Thousands of English families boarded ships sailing to the New World in the hope of escaping the unrest found in England at this time. Although the search for opportunity and freedom from persecution abroad took the lives of many because of the cramped conditions and unsanitary nature of the vessels, the opportunity perceived in the growing colonies of North America beckoned. Many of the settlers who survived the journey went on to make important contributions to the transplanted cultures of their adopted countries. The Cooullson were among these contributors, for they have been located in early North American records: John Coulson who settled in Hampstead, Connecticut, in the year 1666; John Coulson settled in Fort Cumberland, Nova Scotia in 1774; and Adam Colson settled in Reading sometime before 1668.
The Cooullson Motto
The motto was originally a war cry or slogan. Mottoes first began to be shown with arms in the 14th and 15th centuries, but were not in general use until the 17th century. Thus the oldest coats of arms generally do not include a motto. Mottoes seldom form part of the grant of arms: Under most heraldic authorities, a motto is an optional component of the coat of arms, and can be added to or changed at will; many families have chosen not to display a motto.
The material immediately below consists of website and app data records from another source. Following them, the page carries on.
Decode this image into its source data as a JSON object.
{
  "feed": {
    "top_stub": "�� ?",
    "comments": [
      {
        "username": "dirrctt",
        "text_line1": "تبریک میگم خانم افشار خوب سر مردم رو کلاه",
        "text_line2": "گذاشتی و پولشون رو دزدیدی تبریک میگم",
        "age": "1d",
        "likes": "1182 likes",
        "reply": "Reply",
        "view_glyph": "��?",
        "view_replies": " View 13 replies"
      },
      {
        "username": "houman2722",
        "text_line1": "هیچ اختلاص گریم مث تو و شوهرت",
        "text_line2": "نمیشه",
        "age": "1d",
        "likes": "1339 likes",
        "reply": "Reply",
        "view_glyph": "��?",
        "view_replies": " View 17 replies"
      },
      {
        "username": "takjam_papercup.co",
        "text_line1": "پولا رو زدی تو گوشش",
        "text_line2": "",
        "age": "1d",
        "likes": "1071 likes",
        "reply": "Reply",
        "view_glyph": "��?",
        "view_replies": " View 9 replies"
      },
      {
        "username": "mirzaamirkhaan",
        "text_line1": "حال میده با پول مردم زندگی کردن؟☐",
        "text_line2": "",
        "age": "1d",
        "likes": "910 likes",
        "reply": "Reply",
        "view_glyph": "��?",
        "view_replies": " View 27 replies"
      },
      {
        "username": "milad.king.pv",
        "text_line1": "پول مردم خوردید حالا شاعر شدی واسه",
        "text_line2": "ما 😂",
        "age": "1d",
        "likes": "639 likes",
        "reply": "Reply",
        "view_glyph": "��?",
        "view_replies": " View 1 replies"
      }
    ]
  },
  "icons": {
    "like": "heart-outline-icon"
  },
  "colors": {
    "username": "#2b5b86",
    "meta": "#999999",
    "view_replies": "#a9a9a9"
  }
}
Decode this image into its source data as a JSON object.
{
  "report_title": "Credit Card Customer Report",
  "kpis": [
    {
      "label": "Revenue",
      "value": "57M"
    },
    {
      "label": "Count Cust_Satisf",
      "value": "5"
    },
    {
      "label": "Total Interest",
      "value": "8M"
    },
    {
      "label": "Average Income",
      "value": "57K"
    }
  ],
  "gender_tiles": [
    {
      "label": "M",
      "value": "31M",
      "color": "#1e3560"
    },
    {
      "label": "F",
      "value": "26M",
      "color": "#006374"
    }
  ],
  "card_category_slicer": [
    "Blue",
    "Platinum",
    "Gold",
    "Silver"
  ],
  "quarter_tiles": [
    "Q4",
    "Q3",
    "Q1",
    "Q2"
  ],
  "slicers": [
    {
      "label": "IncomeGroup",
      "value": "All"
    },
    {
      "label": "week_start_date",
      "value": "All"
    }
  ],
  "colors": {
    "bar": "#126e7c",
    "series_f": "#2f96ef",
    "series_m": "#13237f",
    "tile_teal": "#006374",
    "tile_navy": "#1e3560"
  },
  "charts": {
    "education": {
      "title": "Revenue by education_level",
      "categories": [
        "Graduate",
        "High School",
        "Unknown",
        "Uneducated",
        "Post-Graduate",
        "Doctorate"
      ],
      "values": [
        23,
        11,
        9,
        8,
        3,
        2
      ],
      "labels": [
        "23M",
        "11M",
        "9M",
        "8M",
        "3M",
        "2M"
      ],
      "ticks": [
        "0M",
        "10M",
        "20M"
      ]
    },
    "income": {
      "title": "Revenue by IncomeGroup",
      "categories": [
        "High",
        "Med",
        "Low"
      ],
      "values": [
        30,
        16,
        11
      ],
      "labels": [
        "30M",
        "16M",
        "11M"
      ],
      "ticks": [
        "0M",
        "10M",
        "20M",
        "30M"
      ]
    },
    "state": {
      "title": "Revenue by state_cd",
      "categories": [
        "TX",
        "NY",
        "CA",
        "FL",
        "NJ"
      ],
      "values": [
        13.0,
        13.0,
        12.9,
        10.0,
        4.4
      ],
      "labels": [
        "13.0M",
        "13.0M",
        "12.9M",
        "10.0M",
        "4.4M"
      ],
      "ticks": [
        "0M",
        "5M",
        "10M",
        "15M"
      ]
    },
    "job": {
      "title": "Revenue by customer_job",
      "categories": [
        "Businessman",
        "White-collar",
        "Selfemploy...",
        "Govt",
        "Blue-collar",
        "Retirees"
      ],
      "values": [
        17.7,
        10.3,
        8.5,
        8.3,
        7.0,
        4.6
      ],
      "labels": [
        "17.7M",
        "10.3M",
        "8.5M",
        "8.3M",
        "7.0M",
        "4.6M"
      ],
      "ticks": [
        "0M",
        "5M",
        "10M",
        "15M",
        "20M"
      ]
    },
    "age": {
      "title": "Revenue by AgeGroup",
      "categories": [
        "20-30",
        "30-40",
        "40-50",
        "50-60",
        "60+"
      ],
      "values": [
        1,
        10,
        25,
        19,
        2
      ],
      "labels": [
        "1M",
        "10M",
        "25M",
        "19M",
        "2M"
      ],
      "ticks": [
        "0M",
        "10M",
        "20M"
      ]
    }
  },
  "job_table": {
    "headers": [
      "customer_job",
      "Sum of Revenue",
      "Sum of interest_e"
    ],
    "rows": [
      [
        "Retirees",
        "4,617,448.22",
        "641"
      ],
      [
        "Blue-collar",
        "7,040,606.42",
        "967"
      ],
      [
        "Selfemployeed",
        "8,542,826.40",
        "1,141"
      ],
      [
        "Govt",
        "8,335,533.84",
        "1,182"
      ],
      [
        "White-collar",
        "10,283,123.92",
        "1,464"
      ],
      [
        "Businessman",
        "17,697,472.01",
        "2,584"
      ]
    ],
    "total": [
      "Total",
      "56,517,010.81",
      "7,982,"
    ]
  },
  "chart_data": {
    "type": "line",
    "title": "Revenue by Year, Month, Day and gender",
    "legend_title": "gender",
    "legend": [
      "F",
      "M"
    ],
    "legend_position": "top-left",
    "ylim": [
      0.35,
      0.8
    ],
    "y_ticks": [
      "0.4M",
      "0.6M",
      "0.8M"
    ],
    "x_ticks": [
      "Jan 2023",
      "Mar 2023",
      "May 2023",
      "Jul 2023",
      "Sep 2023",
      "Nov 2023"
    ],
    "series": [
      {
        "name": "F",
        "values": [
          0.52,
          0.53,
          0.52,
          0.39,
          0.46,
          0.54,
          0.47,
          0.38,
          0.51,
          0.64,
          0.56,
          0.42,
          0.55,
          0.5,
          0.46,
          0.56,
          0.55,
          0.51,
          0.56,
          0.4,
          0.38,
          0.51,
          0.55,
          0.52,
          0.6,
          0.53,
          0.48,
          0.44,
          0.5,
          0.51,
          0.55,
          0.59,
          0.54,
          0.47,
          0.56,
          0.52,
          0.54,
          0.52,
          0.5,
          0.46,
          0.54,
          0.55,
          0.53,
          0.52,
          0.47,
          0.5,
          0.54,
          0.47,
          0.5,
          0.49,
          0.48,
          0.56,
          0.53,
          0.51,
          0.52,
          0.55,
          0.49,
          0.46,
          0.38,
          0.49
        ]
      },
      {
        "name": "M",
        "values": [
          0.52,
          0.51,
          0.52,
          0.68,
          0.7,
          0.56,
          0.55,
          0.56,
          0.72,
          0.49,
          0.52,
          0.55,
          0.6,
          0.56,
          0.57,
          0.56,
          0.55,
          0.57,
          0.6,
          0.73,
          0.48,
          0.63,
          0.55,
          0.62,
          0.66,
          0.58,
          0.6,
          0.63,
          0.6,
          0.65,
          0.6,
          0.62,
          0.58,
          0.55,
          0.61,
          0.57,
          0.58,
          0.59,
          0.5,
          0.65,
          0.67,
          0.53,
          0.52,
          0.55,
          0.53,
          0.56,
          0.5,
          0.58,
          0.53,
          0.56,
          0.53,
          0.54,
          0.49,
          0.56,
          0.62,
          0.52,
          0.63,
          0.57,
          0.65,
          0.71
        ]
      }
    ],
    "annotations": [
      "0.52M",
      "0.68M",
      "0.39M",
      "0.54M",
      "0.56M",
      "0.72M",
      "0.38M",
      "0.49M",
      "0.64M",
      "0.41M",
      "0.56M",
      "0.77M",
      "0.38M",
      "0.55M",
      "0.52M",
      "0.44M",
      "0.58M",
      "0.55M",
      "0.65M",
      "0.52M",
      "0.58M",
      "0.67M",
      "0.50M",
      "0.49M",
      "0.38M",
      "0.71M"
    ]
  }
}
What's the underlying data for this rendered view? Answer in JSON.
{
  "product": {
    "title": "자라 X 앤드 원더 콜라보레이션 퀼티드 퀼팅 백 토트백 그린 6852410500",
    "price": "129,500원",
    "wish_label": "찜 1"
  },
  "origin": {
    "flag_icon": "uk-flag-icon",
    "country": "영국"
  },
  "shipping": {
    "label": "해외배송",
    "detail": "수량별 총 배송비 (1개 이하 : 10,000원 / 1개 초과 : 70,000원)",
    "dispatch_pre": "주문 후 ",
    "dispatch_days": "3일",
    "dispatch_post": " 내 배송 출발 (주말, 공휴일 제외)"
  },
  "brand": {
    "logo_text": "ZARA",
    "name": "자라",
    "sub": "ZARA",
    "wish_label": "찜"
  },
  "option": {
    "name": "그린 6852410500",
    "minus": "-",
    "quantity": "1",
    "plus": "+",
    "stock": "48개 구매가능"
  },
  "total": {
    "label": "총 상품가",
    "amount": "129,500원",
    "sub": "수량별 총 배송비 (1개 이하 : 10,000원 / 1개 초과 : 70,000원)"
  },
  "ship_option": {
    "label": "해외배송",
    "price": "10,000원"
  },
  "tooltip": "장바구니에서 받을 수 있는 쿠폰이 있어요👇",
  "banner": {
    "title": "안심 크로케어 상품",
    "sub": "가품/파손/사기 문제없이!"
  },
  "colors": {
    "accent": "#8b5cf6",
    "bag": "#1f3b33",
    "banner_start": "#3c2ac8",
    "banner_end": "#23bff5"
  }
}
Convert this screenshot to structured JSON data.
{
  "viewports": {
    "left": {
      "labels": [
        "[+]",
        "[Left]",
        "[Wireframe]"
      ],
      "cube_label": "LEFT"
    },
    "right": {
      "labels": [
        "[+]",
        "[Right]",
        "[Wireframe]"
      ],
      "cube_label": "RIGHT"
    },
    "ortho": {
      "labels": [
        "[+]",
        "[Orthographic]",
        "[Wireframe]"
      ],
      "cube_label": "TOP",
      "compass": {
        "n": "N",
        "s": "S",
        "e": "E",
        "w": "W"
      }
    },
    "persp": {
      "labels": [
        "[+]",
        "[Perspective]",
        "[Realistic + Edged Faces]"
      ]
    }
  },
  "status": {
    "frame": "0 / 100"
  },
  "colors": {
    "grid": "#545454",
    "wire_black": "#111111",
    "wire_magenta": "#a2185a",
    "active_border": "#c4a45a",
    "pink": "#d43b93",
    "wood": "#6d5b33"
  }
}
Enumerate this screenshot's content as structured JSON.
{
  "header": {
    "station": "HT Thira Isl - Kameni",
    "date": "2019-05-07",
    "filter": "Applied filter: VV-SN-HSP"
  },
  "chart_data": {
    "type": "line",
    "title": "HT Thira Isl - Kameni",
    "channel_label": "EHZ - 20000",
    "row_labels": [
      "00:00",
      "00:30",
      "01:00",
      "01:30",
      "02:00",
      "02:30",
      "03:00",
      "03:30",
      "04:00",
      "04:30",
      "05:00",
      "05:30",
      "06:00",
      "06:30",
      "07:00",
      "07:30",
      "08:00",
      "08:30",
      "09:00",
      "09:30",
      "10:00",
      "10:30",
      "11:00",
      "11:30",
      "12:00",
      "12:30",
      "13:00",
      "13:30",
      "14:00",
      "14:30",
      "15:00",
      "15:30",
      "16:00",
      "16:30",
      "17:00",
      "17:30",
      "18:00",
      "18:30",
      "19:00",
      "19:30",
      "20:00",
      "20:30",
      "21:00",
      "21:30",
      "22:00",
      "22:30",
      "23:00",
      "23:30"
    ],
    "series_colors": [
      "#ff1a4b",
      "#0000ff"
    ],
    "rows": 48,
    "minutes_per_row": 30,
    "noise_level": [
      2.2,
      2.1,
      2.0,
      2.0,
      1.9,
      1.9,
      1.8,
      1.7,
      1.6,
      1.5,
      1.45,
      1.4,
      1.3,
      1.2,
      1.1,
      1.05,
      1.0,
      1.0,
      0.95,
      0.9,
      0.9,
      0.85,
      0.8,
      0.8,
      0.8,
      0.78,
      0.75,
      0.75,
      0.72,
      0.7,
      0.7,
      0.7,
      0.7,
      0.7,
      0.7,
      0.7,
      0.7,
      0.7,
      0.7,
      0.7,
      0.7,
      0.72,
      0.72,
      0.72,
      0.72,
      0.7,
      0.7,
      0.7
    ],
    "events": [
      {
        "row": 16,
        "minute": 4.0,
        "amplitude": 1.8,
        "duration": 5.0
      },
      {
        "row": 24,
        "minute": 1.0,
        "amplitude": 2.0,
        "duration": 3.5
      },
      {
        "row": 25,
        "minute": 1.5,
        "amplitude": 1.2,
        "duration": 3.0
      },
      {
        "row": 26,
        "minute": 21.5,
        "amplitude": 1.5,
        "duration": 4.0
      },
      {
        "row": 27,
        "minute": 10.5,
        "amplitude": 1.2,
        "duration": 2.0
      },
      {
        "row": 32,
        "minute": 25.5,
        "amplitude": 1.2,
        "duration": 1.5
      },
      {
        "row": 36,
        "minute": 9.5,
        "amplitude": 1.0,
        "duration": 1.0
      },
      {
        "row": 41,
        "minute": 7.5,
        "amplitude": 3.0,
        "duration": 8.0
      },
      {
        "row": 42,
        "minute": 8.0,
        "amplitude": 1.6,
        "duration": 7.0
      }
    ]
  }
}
Motto: Je mourrai pour ceux que j'aime
Motto Translation: I would die for those I love.
Cooullson Family Crest Products